[Data records for software interfaces]
>>

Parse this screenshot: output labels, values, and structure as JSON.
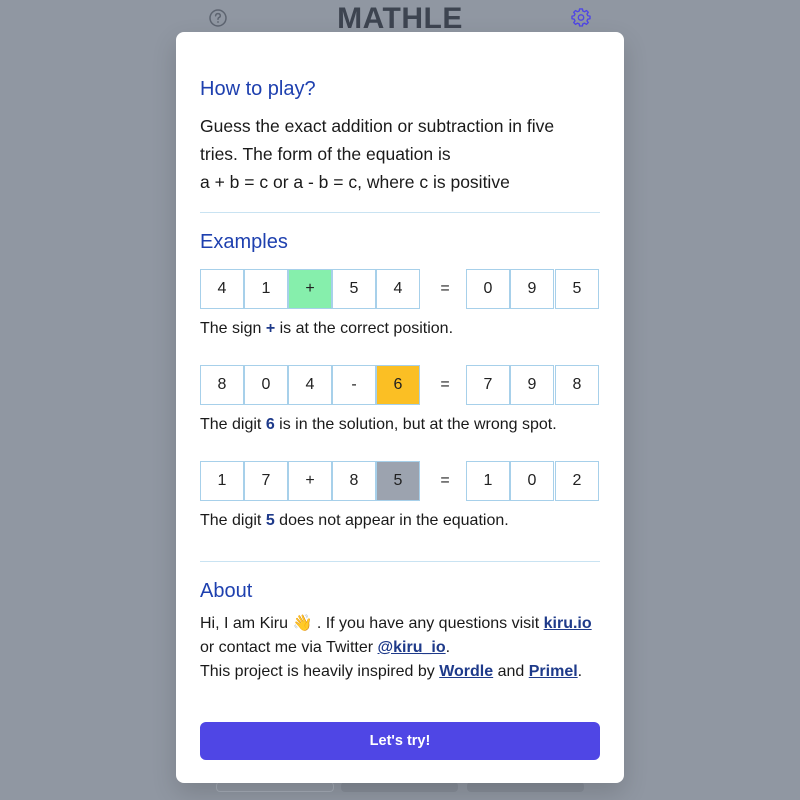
{
  "app": {
    "title": "MATHLE",
    "help_icon": "question-circle-icon",
    "settings_icon": "gear-icon"
  },
  "modal": {
    "how_to_play": {
      "title": "How to play?",
      "lines": [
        "Guess the exact addition or subtraction in five",
        "tries. The form of the equation is",
        "a + b = c or a - b = c, where c is positive"
      ]
    },
    "examples": {
      "title": "Examples",
      "items": [
        {
          "cells": [
            {
              "v": "4",
              "state": "none"
            },
            {
              "v": "1",
              "state": "none"
            },
            {
              "v": "+",
              "state": "green"
            },
            {
              "v": "5",
              "state": "none"
            },
            {
              "v": "4",
              "state": "none"
            },
            {
              "v": "=",
              "state": "eq"
            },
            {
              "v": "0",
              "state": "none"
            },
            {
              "v": "9",
              "state": "none"
            },
            {
              "v": "5",
              "state": "none"
            }
          ],
          "desc_before": "The sign ",
          "desc_bold": "+",
          "desc_after": " is at the correct position."
        },
        {
          "cells": [
            {
              "v": "8",
              "state": "none"
            },
            {
              "v": "0",
              "state": "none"
            },
            {
              "v": "4",
              "state": "none"
            },
            {
              "v": "-",
              "state": "none"
            },
            {
              "v": "6",
              "state": "yellow"
            },
            {
              "v": "=",
              "state": "eq"
            },
            {
              "v": "7",
              "state": "none"
            },
            {
              "v": "9",
              "state": "none"
            },
            {
              "v": "8",
              "state": "none"
            }
          ],
          "desc_before": "The digit ",
          "desc_bold": "6",
          "desc_after": " is in the solution, but at the wrong spot."
        },
        {
          "cells": [
            {
              "v": "1",
              "state": "none"
            },
            {
              "v": "7",
              "state": "none"
            },
            {
              "v": "+",
              "state": "none"
            },
            {
              "v": "8",
              "state": "none"
            },
            {
              "v": "5",
              "state": "gray"
            },
            {
              "v": "=",
              "state": "eq"
            },
            {
              "v": "1",
              "state": "none"
            },
            {
              "v": "0",
              "state": "none"
            },
            {
              "v": "2",
              "state": "none"
            }
          ],
          "desc_before": "The digit ",
          "desc_bold": "5",
          "desc_after": " does not appear in the equation."
        }
      ]
    },
    "about": {
      "title": "About",
      "line1_before": "Hi, I am Kiru 👋 . If you have any questions visit ",
      "line1_link": "kiru.io",
      "line2_before": "or contact me via Twitter ",
      "line2_link": "@kiru_io",
      "line2_after": ".",
      "line3_before": "This project is heavily inspired by ",
      "line3_link1": "Wordle",
      "line3_mid": " and ",
      "line3_link2": "Primel",
      "line3_after": "."
    },
    "cta_label": "Let's try!"
  },
  "colors": {
    "backdrop": "#9097a2",
    "heading": "#1e40af",
    "correct": "#86efac",
    "present": "#fbbf24",
    "absent": "#9ca3af",
    "button": "#4f46e5"
  }
}
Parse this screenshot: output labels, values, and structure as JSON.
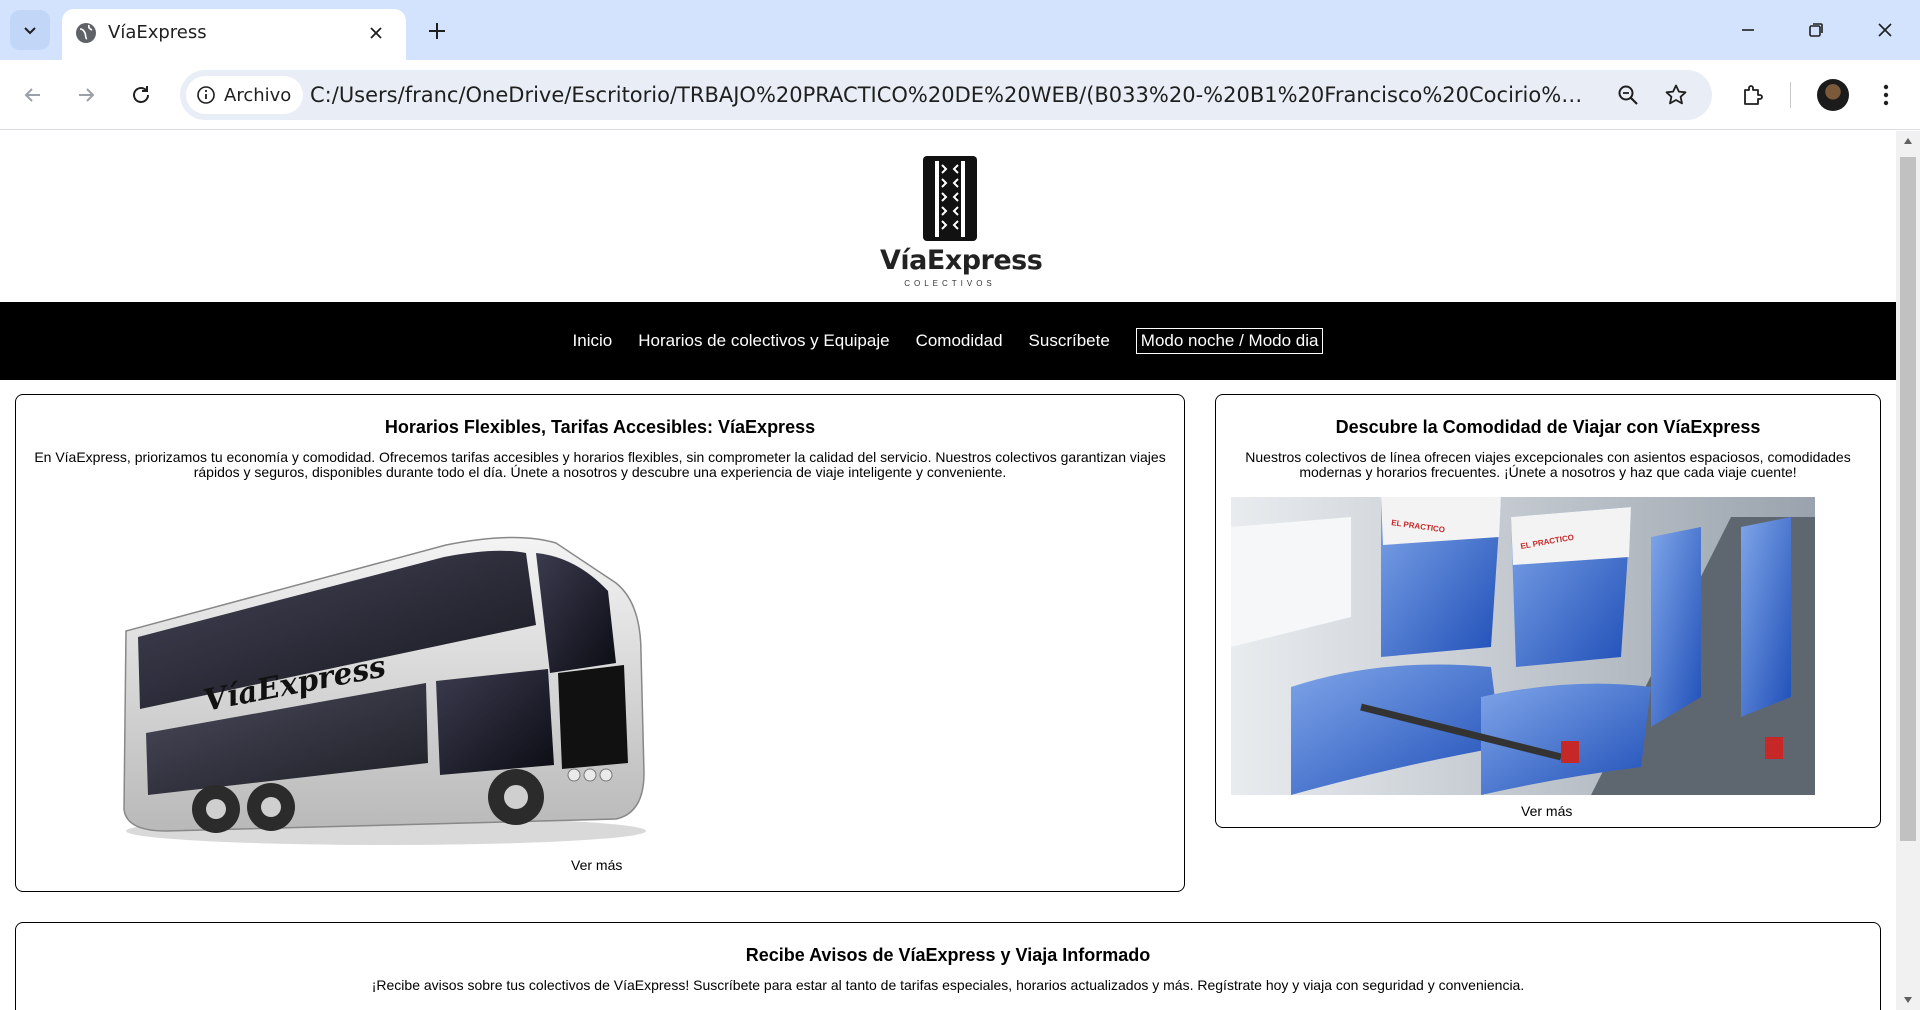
{
  "browser": {
    "tab_title": "VíaExpress",
    "security_chip": "Archivo",
    "url": "C:/Users/franc/OneDrive/Escritorio/TRBAJO%20PRACTICO%20DE%20WEB/(B033%20-%20B1%20Francisco%20Cocirio%20%20y%20Felipe..."
  },
  "site": {
    "logo_text": "VíaExpress",
    "logo_sub": "COLECTIVOS",
    "nav": {
      "inicio": "Inicio",
      "horarios": "Horarios de colectivos y Equipaje",
      "comodidad": "Comodidad",
      "suscribete": "Suscríbete",
      "modo": "Modo noche / Modo dia"
    }
  },
  "cards": {
    "horarios": {
      "title": "Horarios Flexibles, Tarifas Accesibles: VíaExpress",
      "text": "En VíaExpress, priorizamos tu economía y comodidad. Ofrecemos tarifas accesibles y horarios flexibles, sin comprometer la calidad del servicio. Nuestros colectivos garantizan viajes rápidos y seguros, disponibles durante todo el día. Únete a nosotros y descubre una experiencia de viaje inteligente y conveniente.",
      "bus_label": "VíaExpress",
      "link": "Ver más"
    },
    "comodidad": {
      "title": "Descubre la Comodidad de Viajar con VíaExpress",
      "text": "Nuestros colectivos de línea ofrecen viajes excepcionales con asientos espaciosos, comodidades modernas y horarios frecuentes. ¡Únete a nosotros y haz que cada viaje cuente!",
      "seat_label": "EL PRACTICO",
      "link": "Ver más"
    },
    "avisos": {
      "title": "Recibe Avisos de VíaExpress y Viaja Informado",
      "text": "¡Recibe avisos sobre tus colectivos de VíaExpress! Suscríbete para estar al tanto de tarifas especiales, horarios actualizados y más. Regístrate hoy y viaja con seguridad y conveniencia."
    }
  }
}
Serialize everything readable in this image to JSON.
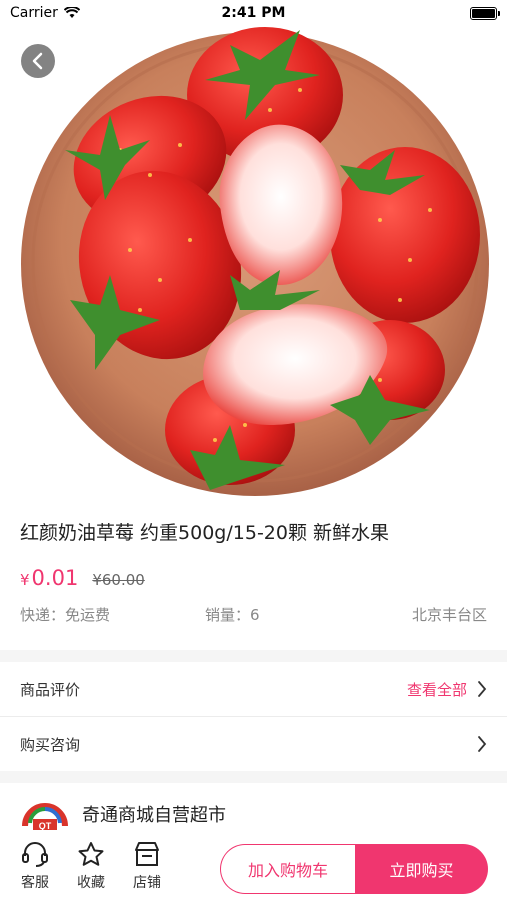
{
  "status": {
    "carrier": "Carrier",
    "time": "2:41 PM"
  },
  "product": {
    "image": "strawberries-in-wooden-bowl",
    "title": "红颜奶油草莓 约重500g/15-20颗 新鲜水果",
    "currency": "¥",
    "price": "0.01",
    "original_price": "¥60.00",
    "shipping": "快递：免运费",
    "sales": "销量：6",
    "location": "北京丰台区"
  },
  "reviews": {
    "label": "商品评价",
    "more": "查看全部"
  },
  "consult": {
    "label": "购买咨询"
  },
  "shop": {
    "name": "奇通商城自营超市",
    "logo_text": "QT"
  },
  "bottom_bar": {
    "service": "客服",
    "favorite": "收藏",
    "store": "店铺",
    "add_cart": "加入购物车",
    "buy_now": "立即购买"
  },
  "colors": {
    "accent": "#f0366f"
  }
}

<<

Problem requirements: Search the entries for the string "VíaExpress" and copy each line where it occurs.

Output:
    "tab_title": "VíaExpress",
    "logo_text": "VíaExpress",
      "title": "Horarios Flexibles, Tarifas Accesibles: VíaExpress",
      "text": "En VíaExpress, priorizamos tu economía y comodidad. Ofrecemos tarifas accesibles y horarios flexibles, sin comprometer la calidad del servicio. Nuestros colectivos garantizan viajes rápidos y seguros, disponibles durante todo el día. Únete a nosotros y descubre una experiencia de viaje inteligente y conveniente.",
      "bus_label": "VíaExpress",
      "title": "Descubre la Comodidad de Viajar con VíaExpress",
      "title": "Recibe Avisos de VíaExpress y Viaja Informado",
      "text": "¡Recibe avisos sobre tus colectivos de VíaExpress! Suscríbete para estar al tanto de tarifas especiales, horarios actualizados y más. Regístrate hoy y viaja con seguridad y conveniencia."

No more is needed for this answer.